Melting Glaciers Threaten Water Supply of Andean Communities

QUITO, Ecuador

The snowcaps of Ecuador, Peru, Bolivia, Venezuela and Colombia have been melting at an unprecedented rate, with over 30 percent having disappeared in the last 30 years, according to new research published last week.

A study published in international scientific journal The Cryospherereveals that the tropical glaciers of the five Andean countries have shrunk by an average of one-third to one-half since the 1970s. The melting of glaciers across the Andes is also accelerating, with those at lower altitudes melting away the fastest.

Climate change, specifically temperature, appears to be causing the meltdown. The researchers have ruled out a change in precipitation, which does not seem to have changed significantly across the region, as the trigger, stating that an overall temperature rise of 0.7 degrees Celsius is the more likely cause.

The Andes contain 99 percent of the world’s tropical glaciers, and life in the area has adapted to the water they provide. As a result, the melting glaciers threaten Andean communities, agriculture, hydro-electric power generation and ecosystems.

The first impact is increased flooding, already experienced in Peru. The permanent loss of the glacial ice will also impact the water supply of millions, which depends to a large extent on seasonal melting.

For example, the Antisiana glacier in Ecuador, which supplies Quito with water, has shrunk by a third in the last few decades. It is predicted that Ecuador, which has 4 percent of the Andean glaciers, will have lost them all within the next century if current trends continue.
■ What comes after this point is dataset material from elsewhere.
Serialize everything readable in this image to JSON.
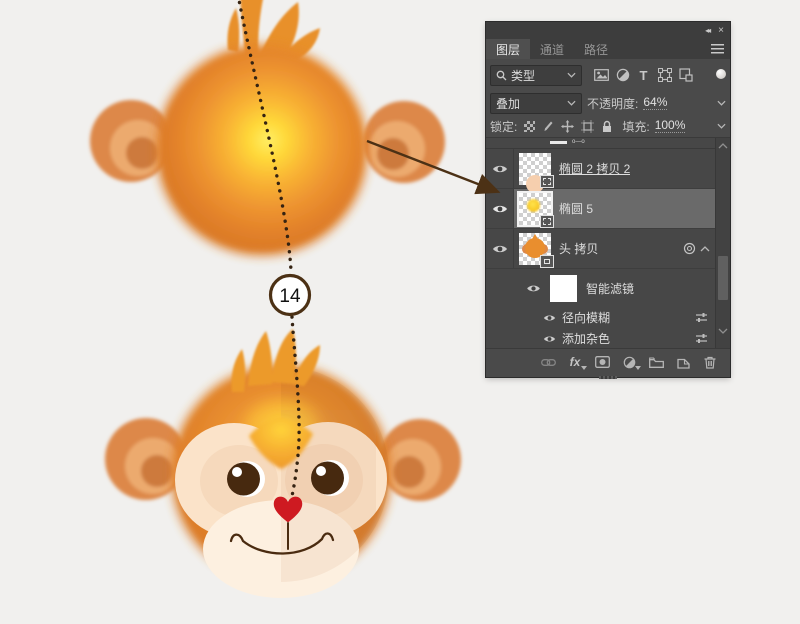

Other landmark glaciers have already gone. The Chacaltya in Bolivia, which once was a center for international skiing competitions, melted completely in 2009.

The ecosystems affected include those above and below the snowline and also those that rely on rivers fed by the glaciers, such as the rainforests and wetlands of lower altitudes.

There appears to be little chance of stopping the melt, but monitoring via weather stations on the glaciers might help governments to plan ahead, industries to develop contingency plans and communities to cope with the impact.